If last year's abbreviated stay with the Broncos, in the 15th season of a decorated career, is it for Law, he's fine with that. However, if the right situation arises -- he says he's had opportunities in 2010, just not an ideal one yet -- he'd consider giving it another go. And he has those much ballyhooed summer workouts with fellow Aliquippa, Pa. native Darrelle Revis to thank for that.
Revis and Law worked out down here in South Florida during Revis' holdout, and it was enough to light a little bit of a fire underneath the mentor in those drills.
"It was cool to go out there, kept me young, kept me in shape to point where I was saying, ĎMaybe I might go back out there, one more yearí," Law said. "I understood the process he was going through, been there before with contract negotiations, and it was killing him not to be out there. But he was working hard and the passion this guy brings to the game and his job Ė He wants to be the best.
"So getting up in the morning, even though I didnít want to, because I donít have to? Thatís his youth (rubbing off), I wanted to because I knew how serious this guy was taking it. Itís unfortunate he went up there and tweaked his hamstring up, but he is absolutely the best defensive back in the game. Period. Iím not saying that because heís a friend and we have that relationship. Heís the best young guy that Iíve seen, ever."
Law said that the similarities between the styles of the two players made the format for the workouts ideal. For example, Revis went to Law looking for help playing off -- since he's up on his man playing press so much -- and Law remembered having to do the same thing years ago.
"It was a great experience to spend that time, working and helping him on some little things he has to get better at with his game, and he doesnít have an ego to where itís like, ĎWhatever, I almost won Defensive Player of the Year,í" Law said. "Nah. He knows."
The two tried their best to simulate training camp -- Going with two-a-day practices and mixing boxing and extra conditioning in. Since Law once was the guy shadowing the best receiver, he knew to emphasize how important being in top shape was for a guy playing Revis' role, and so things were tailored to making that happen.
Law feels connected enough to Revis now where he feels as if the pain of leaving the game will be eased by being able to watch the new No. 24 play. That's why, in fact, when the two played together for the Jets in 2008, Law didn't even inquire about getting his number back.
"I live through him vicariously through him," Law said. "When he got that 24 on, I knew why he got it and thatís an honor, that he chose to do so. ... I wouldnít (ask for it). If that was somebody else? You gotta turn that over. But not for him, because I knew a lot of it had to do with paying homage, so Iím like, ĎYou know what? Iíll leave that alone.í And to actually get to play with him? Thatís the reason I went. Not only to go there with Eric (Mangini), but for two Aliquippa guys to be there on the corner at one time? Thatís a dream come true.
'Weíre representing for the whole community, and he took the torch and ran with it. Heís probably going to surpass everything that Iíve ever done in my career. As long as he play long enough and stay healthy and get some championships, man."

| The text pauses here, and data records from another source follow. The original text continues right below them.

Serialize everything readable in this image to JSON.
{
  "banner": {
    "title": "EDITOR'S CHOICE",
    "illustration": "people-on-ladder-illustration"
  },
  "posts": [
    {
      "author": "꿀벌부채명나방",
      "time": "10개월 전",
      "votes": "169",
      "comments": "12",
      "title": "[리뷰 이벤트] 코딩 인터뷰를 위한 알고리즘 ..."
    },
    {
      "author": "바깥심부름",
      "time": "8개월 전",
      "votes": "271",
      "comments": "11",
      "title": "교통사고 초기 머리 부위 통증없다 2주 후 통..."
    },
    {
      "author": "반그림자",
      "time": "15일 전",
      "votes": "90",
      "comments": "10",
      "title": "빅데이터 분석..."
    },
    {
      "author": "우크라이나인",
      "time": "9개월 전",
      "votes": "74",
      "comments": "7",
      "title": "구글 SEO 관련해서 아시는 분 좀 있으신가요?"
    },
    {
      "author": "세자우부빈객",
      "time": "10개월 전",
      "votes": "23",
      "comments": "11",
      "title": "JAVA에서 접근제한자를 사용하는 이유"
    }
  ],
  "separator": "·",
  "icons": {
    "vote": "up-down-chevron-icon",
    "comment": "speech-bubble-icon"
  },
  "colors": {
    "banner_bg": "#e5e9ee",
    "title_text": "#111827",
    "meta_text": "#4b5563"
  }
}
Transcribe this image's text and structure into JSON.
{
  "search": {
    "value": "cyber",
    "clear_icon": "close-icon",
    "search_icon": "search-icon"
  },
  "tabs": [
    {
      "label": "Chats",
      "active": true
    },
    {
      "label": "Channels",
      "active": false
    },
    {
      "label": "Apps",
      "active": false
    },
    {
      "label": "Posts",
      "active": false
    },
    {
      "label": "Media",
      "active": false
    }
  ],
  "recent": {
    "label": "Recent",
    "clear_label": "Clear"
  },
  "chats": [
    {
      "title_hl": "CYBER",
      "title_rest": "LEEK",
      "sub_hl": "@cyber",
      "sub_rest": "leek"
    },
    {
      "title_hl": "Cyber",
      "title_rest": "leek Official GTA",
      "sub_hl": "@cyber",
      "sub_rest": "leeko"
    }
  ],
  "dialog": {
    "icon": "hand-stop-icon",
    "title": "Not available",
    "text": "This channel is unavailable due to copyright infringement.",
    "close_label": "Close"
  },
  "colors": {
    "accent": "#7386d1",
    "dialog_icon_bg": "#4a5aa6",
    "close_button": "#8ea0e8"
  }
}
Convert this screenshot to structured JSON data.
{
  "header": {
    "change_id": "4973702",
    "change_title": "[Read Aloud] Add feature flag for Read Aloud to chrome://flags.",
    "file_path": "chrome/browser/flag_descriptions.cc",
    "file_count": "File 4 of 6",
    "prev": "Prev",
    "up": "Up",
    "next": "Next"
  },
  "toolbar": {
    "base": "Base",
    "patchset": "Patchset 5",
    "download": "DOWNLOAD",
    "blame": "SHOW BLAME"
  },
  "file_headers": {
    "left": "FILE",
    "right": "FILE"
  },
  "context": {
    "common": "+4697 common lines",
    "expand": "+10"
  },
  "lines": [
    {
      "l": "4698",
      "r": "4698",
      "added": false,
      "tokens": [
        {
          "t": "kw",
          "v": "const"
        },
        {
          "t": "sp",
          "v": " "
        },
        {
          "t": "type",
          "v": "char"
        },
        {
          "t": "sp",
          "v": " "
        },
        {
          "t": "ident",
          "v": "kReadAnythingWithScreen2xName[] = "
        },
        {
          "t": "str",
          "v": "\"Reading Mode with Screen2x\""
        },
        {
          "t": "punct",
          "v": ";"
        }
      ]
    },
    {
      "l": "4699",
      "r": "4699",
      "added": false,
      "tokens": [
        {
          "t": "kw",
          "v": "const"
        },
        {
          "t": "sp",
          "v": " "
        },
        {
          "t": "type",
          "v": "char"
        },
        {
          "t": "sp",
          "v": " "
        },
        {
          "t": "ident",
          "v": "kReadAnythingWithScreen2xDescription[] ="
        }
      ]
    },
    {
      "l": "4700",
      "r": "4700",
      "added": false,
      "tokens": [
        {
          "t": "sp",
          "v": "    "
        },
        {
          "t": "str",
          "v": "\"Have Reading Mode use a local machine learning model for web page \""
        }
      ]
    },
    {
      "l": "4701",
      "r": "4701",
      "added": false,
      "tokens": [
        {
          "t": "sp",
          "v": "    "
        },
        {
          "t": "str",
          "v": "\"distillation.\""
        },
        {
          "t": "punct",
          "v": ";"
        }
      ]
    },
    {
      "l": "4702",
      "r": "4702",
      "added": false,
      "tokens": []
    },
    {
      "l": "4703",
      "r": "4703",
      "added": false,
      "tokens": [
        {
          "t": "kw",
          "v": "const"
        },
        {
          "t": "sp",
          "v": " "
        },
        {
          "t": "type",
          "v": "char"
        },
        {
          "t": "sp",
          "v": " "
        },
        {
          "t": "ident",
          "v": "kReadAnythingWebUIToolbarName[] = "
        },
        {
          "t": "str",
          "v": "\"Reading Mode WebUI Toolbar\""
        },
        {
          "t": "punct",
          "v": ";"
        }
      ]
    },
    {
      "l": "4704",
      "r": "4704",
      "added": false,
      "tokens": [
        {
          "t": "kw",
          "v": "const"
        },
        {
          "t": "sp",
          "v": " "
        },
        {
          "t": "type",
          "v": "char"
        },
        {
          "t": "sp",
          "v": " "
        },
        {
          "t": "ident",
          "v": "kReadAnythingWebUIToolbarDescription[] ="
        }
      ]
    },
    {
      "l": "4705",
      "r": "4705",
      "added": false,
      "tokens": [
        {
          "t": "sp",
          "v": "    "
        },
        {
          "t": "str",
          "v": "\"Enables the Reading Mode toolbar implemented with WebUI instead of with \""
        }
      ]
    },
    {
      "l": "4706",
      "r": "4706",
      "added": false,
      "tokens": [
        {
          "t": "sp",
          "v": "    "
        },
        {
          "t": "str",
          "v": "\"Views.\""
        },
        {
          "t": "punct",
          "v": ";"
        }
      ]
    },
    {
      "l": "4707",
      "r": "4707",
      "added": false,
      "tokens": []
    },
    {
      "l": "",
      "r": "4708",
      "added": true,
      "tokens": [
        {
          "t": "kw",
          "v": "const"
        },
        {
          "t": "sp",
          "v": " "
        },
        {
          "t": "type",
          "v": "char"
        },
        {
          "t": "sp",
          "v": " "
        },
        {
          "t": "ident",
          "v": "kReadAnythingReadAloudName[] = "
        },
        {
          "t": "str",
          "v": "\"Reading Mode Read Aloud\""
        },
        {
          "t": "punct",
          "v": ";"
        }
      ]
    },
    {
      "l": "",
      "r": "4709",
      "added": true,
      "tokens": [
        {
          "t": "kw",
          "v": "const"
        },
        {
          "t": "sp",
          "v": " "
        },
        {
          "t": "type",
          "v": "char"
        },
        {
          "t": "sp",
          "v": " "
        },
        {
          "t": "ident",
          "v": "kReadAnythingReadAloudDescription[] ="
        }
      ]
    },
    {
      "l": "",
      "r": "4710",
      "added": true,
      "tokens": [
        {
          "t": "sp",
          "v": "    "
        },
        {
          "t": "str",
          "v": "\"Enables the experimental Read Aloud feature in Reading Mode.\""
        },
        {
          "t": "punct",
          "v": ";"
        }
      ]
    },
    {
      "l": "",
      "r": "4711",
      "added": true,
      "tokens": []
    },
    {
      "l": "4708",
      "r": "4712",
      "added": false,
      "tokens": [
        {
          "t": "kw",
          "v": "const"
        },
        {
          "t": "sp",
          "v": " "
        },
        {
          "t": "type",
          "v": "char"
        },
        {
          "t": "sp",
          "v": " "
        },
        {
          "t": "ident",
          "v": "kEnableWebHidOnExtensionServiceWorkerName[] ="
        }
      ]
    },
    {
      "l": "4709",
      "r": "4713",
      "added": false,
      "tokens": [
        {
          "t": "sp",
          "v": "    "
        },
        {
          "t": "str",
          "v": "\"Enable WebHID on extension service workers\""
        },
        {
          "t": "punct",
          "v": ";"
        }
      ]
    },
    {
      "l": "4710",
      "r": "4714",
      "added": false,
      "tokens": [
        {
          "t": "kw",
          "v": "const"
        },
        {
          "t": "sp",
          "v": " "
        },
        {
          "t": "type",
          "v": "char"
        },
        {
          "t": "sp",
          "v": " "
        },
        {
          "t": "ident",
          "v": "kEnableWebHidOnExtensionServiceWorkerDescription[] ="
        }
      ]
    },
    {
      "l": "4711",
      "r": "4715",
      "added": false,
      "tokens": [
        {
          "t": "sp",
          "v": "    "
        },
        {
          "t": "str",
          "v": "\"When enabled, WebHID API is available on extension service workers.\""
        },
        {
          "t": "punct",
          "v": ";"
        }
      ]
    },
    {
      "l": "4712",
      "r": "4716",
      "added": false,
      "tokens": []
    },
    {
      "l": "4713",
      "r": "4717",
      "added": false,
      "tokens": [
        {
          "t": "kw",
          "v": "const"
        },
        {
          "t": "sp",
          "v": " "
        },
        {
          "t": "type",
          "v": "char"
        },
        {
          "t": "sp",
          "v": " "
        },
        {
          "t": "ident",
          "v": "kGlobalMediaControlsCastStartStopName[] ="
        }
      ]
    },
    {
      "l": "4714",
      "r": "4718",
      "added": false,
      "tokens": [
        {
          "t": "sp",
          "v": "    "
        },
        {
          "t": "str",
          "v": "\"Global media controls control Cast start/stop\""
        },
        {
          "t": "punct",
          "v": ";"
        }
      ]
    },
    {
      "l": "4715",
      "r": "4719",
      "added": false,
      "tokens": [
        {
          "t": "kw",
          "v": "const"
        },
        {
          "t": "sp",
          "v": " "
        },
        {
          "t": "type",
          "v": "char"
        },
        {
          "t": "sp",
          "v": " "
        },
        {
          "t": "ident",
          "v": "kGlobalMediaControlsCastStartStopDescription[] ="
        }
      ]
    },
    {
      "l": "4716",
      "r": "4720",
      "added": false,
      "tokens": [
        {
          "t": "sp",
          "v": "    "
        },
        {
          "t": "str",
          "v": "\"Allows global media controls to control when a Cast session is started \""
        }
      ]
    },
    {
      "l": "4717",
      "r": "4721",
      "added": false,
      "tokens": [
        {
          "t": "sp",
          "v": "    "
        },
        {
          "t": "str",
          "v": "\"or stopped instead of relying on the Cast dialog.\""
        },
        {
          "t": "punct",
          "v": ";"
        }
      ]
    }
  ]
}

Knowing how prideful Law is, I asked how tough it was to concede that the next kid from his town to make it big could wind up surpassing his legacy. He flashed a slight grimace, then smiled.
"You gotta call a spade a spade," Law said. "When you look a guy and can say heís got a chance to be the greatest, you have to say heís on the right path. I feel like I can go toe-to-toe with anyone in my prime. But heís special. Heís definitely special."
And so it seems like, for Law, if his career has run his course, he'll have plenty of opportunity to stay connected to the game.